Then Beat Kaestli began to sing a song about a desert island, one made of touch and taste and moans and sighs and when Beat sang about kisses that could only happen on such a desert island I saw the dashing man send a glance to his matching wife that could only be saying how much he lived every word of that song with her.

Tuesday, May 4, 2010

The Look of Love: Part One

She wears the same soft outdoorsy clothes he does and their shoes are sturdy and hardy and probably very very comfortable and only the colors signify if they are sturdy-hardy-comfy girl shoes or sturdy-hardy-comfy boy shoes.

She strides ahead to the corner to wait for the light to change and he comes up behind her and gently nudges her elbow. Hello, his nudge says, I've caught up with you.

And she turns and smiles and he grins back at her and I see billions of seconds and minutes and moments shared and traveled through and that no matter where they are they get to turn and see that the other one has caught up and now together they can patiently wait for change.

Nobody notices them because they are too old to look like TV love. Love on TV only happens between the ages of of 15 and 22. Sometimes thirty. Occasionally forty.
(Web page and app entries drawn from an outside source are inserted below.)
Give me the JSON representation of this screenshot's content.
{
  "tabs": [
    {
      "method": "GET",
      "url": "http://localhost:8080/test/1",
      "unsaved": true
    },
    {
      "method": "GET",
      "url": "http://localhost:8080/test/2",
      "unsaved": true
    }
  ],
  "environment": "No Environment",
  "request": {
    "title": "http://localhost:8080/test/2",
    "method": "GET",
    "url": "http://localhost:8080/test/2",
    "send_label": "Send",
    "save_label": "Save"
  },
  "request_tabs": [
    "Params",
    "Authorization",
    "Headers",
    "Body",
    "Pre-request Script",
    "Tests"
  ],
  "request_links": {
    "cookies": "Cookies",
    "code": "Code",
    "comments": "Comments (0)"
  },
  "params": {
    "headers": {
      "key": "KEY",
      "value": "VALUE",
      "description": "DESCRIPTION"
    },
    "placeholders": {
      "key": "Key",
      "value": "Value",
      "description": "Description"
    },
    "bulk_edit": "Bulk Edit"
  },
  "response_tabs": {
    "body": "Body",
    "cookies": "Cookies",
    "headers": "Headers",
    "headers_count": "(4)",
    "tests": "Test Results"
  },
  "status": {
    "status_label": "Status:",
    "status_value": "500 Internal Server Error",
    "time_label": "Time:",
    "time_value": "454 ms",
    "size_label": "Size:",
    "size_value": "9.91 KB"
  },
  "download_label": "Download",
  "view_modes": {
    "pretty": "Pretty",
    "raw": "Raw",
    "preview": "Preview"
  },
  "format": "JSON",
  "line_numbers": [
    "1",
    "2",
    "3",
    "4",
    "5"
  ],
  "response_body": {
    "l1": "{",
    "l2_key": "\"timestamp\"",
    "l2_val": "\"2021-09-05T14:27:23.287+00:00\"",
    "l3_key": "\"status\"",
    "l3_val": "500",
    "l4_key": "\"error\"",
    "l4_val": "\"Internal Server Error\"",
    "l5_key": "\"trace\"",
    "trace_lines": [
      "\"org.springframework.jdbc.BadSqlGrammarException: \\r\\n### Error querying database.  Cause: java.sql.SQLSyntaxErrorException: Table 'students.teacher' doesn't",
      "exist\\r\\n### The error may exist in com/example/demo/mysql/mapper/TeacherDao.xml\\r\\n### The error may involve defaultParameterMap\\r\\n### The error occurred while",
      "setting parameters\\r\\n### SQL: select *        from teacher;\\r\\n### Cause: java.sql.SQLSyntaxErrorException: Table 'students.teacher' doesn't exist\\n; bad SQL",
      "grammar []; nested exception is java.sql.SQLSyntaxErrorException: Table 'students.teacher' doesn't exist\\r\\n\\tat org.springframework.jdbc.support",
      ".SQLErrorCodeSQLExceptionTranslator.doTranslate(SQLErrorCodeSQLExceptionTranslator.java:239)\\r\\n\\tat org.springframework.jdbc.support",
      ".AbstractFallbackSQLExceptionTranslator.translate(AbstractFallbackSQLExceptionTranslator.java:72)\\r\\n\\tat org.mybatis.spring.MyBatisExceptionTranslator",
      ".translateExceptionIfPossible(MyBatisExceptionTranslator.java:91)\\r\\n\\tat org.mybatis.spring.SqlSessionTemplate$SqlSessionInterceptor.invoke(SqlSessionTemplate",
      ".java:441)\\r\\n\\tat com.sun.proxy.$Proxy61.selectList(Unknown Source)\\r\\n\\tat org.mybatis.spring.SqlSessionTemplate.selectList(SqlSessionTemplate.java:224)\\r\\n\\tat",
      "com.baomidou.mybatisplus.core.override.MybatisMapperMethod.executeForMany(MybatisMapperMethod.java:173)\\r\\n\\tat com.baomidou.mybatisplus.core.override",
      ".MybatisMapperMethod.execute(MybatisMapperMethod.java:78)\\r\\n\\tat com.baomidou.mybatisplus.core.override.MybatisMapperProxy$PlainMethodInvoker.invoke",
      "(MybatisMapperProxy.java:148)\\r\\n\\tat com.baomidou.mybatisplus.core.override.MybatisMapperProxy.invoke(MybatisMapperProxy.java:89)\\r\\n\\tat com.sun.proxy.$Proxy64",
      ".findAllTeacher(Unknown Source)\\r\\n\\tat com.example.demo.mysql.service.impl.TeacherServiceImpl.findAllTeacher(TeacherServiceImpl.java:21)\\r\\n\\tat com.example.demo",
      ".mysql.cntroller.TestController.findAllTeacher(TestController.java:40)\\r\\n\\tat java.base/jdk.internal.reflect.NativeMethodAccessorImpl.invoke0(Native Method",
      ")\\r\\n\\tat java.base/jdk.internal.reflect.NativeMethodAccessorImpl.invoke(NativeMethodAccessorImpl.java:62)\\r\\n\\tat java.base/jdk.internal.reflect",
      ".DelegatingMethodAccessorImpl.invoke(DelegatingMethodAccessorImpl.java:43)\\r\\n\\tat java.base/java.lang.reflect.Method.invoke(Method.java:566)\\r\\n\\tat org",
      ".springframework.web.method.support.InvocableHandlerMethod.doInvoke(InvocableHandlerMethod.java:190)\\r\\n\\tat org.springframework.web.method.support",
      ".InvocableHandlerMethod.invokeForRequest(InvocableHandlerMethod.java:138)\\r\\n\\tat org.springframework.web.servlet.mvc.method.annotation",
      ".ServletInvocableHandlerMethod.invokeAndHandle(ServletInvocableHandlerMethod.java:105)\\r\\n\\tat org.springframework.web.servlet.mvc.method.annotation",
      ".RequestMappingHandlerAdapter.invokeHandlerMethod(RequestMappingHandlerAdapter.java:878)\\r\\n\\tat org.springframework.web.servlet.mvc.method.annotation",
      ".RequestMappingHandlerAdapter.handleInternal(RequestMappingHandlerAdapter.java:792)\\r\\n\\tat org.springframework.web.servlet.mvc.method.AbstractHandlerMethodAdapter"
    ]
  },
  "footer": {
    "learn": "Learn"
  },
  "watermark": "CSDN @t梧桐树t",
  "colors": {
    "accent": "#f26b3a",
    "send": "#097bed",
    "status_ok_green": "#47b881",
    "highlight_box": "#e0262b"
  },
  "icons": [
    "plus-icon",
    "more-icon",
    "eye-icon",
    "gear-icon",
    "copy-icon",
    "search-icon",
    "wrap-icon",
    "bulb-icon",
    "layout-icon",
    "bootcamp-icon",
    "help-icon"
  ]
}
Never eighty.

I follow them for blocks because I need to see what real love looks like.

Monday, May 3, 2010

SPECIAL ANNOUNCEMENT: Thank You All For The Kitchen Series

Who knew how much of our hearts and souls spoke through a kitchen window?
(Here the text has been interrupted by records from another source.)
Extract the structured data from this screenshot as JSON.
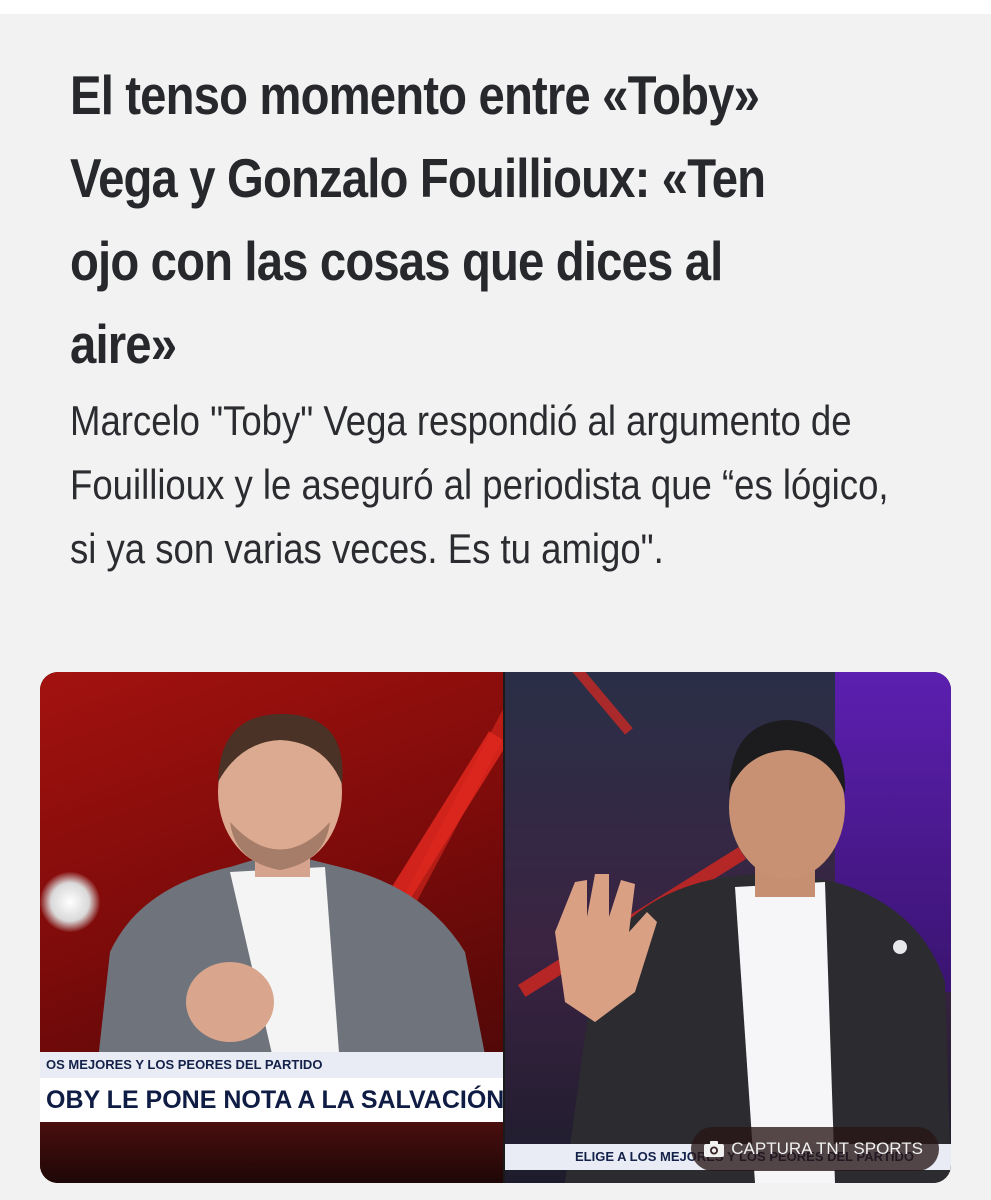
{
  "article": {
    "headline": "El tenso momento entre «Toby» Vega y Gonzalo Fouillioux: «Ten ojo con las cosas que dices al aire»",
    "subheadline": "Marcelo \"Toby\" Vega respondió al argumento de Fouillioux y le aseguró al periodista que “es lógico, si ya son varias veces. Es tu amigo\"."
  },
  "media": {
    "left_ticker_small": "OS MEJORES Y LOS PEORES DEL PARTIDO",
    "left_ticker_main": "OBY LE PONE NOTA A LA SALVACIÓN DE LA U",
    "right_ticker_small": "ELIGE A LOS MEJORES Y LOS PEORES DEL PARTIDO",
    "credit_icon": "camera-icon",
    "credit_text": "CAPTURA TNT SPORTS"
  },
  "colors": {
    "page_background": "#f2f2f2",
    "text": "#26282c",
    "studio_red": "#a3120f",
    "ticker_navy": "#0f1c44"
  }
}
Thank you all to the brave writers who sent in their pictures and words about such an intimate space and moment.

Sunday, May 2, 2010

Sunday Memories: Part Nine: A View From A Kitchen
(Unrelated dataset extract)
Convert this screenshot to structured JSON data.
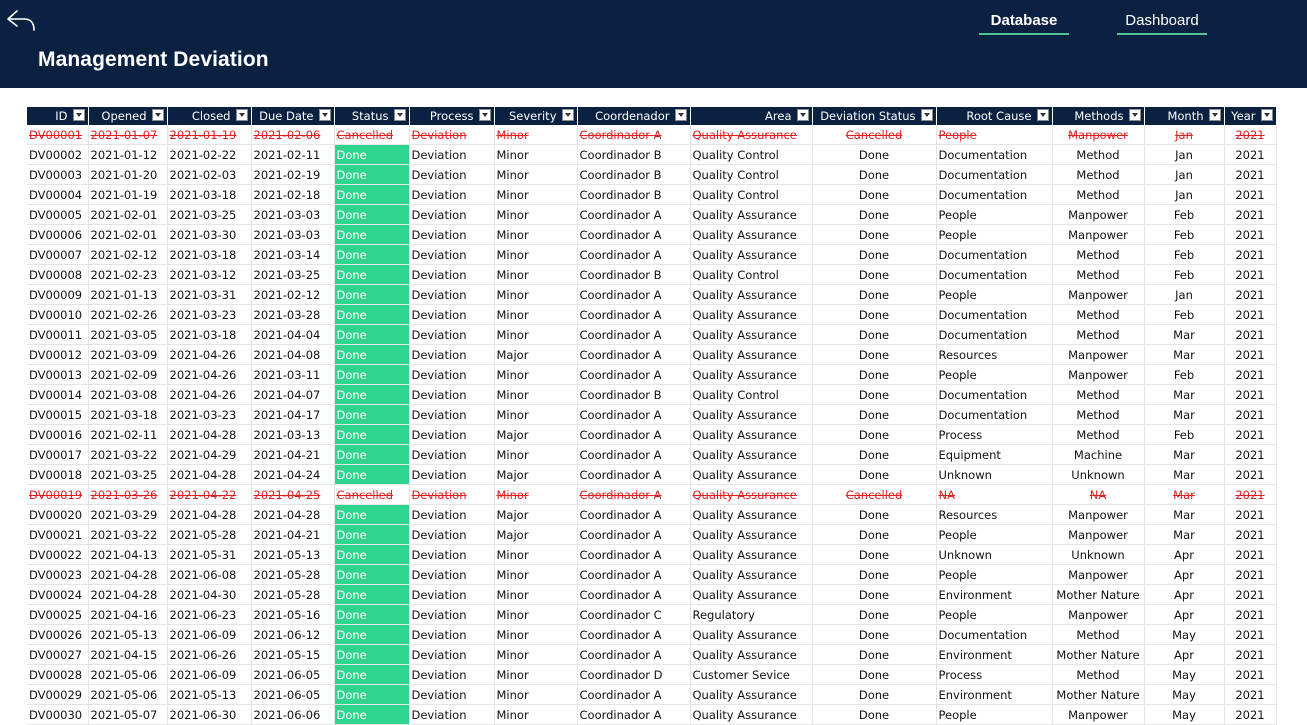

Last in the series, A View From A Kitchen explores what meets our eye when we look up from our dirty dishes or half-full coffee cup.

A bit before 6am.

Even with the recently fixed and repointed bricks on the building facing the window, the view is exactly as it was 35 years ago. But the life inside the kitchen is completely different.

This is the view I had of the transvestite prostitutes catwalking the street as men in cars dreamed of a $10 solution to their lacks and woes.

This is the view I had of the angry crack pimps threatening the resident who dared to challenge their turf with bright lights and video cameras. (He eventually moved quickly from the neighborhood, having realized this was not a movie and he was not Charles Bronson.)

This is the view I stared out of one holiday evening, promising myself the next year would be different and then the next year I looked out again and promised myself that the next year would be different and then the next year and the next year and the year after that, promise after promise floating out and disappearing into thin air along with a sense of my future.

It's the view where I saw at 3 or 4am a woman run down the street in skimpy pajamas and a man also in pajamas run after her, grabbed her, drag her back to some fancy lobby door as she stamped her feet and flipped her hair back and forth. I didn't call the police because it looked like neither of them knew honesty or love. It just looked like a drama neither of them could change or leave.

And this is the view that, after a sudden and unexpected reprieve from having to work a full-time job, I looked up at one day and saw sunlight burst through for brief moments in late afternoon and, after 35 years, realized that any day the sun was out there would be a precious twenty minutes where my home became happy and calm, no matter who was in it or what was happening.

It is the view I hope only I have and that no one below has a view of me in slovenly sweats or sometimes even quite naked as I rush from the shower to put out the fire of a cooking pot accidentally forgotten.

It's the view that has told me how hard it is raining, or how windy it is or how close spring is by the huddled pigeons returning to roost and fuck and make many ugly baby pigeons right by its ledge.

This is the view I have stared out of, through loss and through hope, washing dishes only I used or washing dishes 16 friends used and its constancy has told me my own transformation.

And now, before 6am in the morning, this is the view I stagger to, exhausted, but not questioning, to open a can, reach for a bowl, and burst with feelings I had once only read about while my legs are bumped repeatedly by love for a mommy-can-opener.